Seattle-based Amazon will pay $300 million in cash for the company, or $11.50 a share, a 23 percent premium to the stock’s closing price Wednesday.

Newark, N.J.-based Audible offers 80,000 audiobooks and spoken-word products from magazines, radio shows and newspapers. It sells its digital files through its Web site and, since 2003, through Apple’s popular iTunes service.

The deal will add Audible’s products to Amazon’s digital-media offerings, which it has rolled out the last 16 months. Customers can download movies, TV shows and music from Amazon instead of getting them in the mail.

In the past, Amazon has sent customers who wanted to download audiobooks to the Web site of Audible. The acquisition would allow it to offer digital audiobooks on its site.

The move could also allow owners of the Kindle, Amazon’s electronic book reader, to download audiobooks directly to the device. Amazon introduced the Kindle to great fanfare late last year.

“The fact that the bottom of the Kindle has volume controls has always thrown me off,” said Evan Schnittman, vice president for business development and rights at Oxford University Press.

“But now there is a real coordination here that is clicking all of a sudden. This is just another step in making the Kindle a more universal product,” Schnittman said.

Steven Kessel, Amazon’s senior vice president for worldwide digital media, would not comment on how Amazon would use Audible or integrate audiobooks into its products.

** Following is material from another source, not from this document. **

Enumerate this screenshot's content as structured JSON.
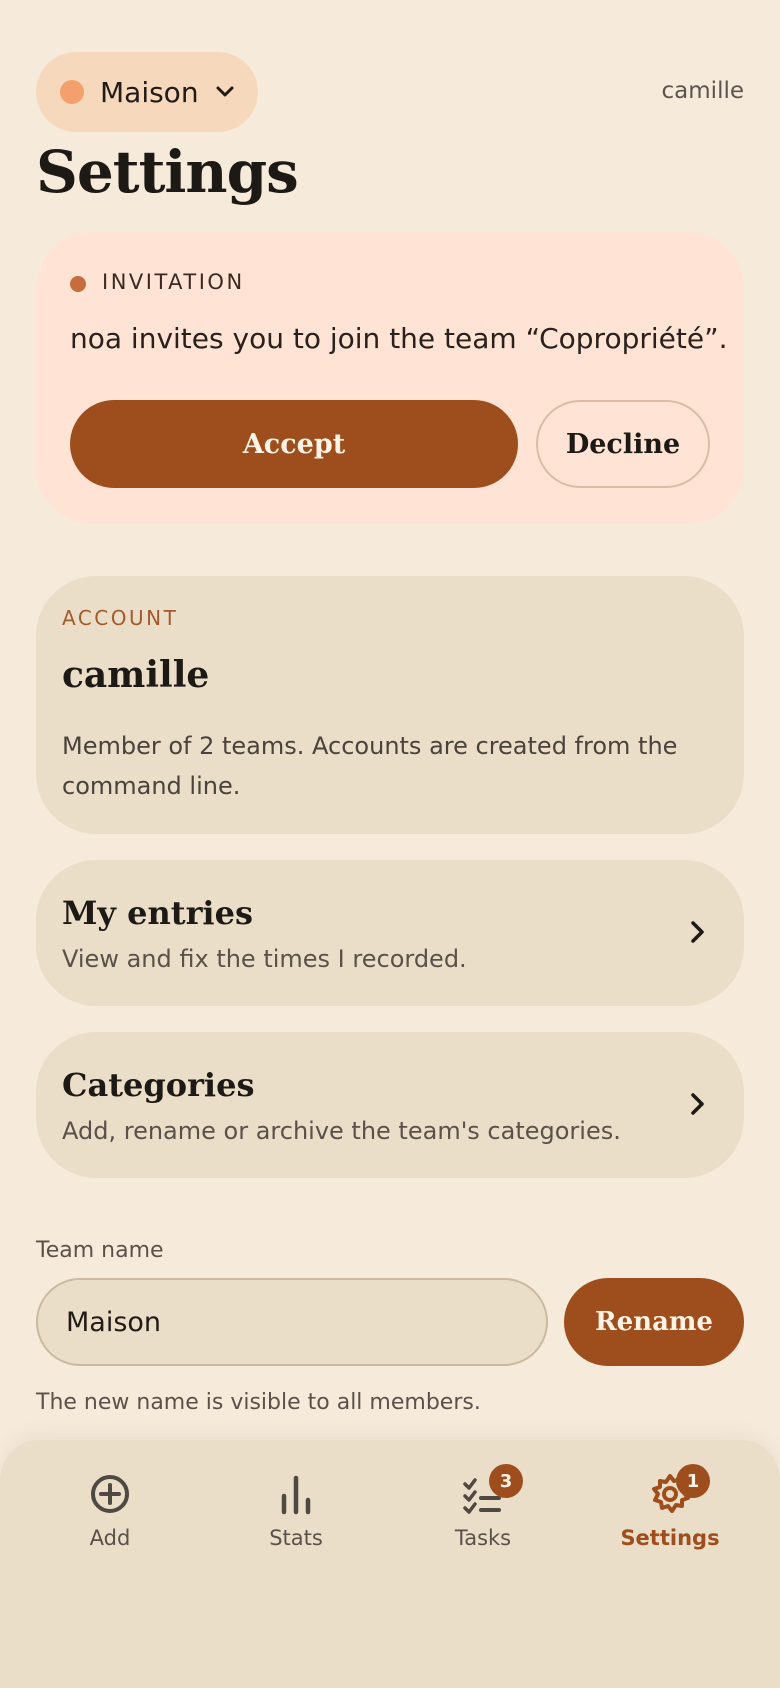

“We think that Audible for many years has been providing the best customer experience in the spoken-word space,” he said. “Now being able to have that as part of the Amazon family is what gets us excited.”

Audible content is featured prominently on Apple’s iTunes, and Apple and Amazon are fiercely competing in digital-media downloads.

But the buyout won’t affect Audible’s agreement with Apple, which is to expire in late 2010, Audible Chief Executive Donald Katz told The Associated Press. Apple did not respond to a request for comment on the deal.

The audiobook market had $923 million in sales in 2006, up 6 percent from 2005, according to the Audio Publishers Association. Internet downloads were 14 percent of sales, up from 9 percent in 2005.

Amazon and Audible could try to expand the online audiobook market by loosening the content-protection software on Audible’s downloads. The software is intended to reduce illicit copying but also makes it more difficult for consumers to transfer audiobooks between computers and other devices.

Audible was one of the first creators of the software known as digital-rights management, or DRM, which consumers often complain about.

“That is going to be one of the big questions,” said Michael Gartenberg, an analyst at Jupiter Research. “Can Amazon convince book publishers to do what music labels have done and get rid of DRM on these files to make them play across the board?”

Kessel of Amazon said it was “too early to tell” whether publishers were ready to make that leap. “We’ll have to continue to listen to the customer and work with content owners in this space to provide the best experience,” he said.

Amazon stock rose 4.7 percent, or $3.49, to $77.70 Thursday. Audible stock rose 22.4 percent, or $2.09, to $11.42.

Publishers Random House and Bertelsmann invested in Audible in 2000, as did Amazon, which at the time bought 5 percent of the company.